Exercise materials Block Start

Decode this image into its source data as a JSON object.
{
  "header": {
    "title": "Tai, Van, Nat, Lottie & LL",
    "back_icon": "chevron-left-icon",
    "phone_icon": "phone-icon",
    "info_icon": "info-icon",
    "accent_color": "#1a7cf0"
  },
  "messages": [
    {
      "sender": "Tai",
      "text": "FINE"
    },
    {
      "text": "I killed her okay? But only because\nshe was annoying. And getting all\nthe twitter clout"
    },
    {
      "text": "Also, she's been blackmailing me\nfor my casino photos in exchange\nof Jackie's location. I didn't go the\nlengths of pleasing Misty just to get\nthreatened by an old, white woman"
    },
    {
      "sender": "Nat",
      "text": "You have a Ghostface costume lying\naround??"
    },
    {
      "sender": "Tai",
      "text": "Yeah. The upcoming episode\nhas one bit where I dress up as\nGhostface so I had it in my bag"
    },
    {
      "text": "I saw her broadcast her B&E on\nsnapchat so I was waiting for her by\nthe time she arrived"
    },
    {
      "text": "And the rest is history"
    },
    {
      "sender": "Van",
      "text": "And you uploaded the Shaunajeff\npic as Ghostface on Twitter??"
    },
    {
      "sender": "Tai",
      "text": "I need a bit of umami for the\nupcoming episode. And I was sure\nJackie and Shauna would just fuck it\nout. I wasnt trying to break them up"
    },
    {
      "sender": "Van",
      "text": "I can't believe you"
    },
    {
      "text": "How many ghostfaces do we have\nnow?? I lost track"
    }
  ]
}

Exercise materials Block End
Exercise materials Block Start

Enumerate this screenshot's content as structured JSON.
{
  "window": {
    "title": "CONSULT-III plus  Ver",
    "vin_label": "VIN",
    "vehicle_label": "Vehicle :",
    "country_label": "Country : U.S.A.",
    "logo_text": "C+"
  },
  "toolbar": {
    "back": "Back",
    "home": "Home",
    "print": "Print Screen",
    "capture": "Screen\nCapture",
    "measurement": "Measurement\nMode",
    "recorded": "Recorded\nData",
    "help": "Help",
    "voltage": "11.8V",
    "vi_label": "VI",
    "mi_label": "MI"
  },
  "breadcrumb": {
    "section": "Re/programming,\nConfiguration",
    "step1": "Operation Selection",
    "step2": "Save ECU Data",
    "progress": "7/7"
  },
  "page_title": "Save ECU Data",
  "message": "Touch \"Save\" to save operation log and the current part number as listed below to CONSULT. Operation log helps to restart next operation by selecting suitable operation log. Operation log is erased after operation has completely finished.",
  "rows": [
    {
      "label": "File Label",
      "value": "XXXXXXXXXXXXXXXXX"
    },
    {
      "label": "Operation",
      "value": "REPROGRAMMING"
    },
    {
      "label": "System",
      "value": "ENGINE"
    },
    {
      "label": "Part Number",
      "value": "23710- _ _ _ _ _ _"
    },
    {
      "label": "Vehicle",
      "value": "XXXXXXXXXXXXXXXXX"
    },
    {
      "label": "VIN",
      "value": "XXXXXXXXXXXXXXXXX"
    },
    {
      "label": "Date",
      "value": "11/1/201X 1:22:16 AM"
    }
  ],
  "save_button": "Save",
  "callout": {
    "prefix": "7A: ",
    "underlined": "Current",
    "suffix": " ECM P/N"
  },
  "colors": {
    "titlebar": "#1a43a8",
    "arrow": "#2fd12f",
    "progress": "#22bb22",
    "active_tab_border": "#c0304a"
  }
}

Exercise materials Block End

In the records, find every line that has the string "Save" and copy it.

    "step2": "Save ECU Data",
  "page_title": "Save ECU Data",
  "message": "Touch \"Save\" to save operation log and the current part number as listed below to CONSULT. Operation log helps to restart next operation by selecting suitable operation log. Operation log is erased after operation has completely finished.",
  "save_button": "Save",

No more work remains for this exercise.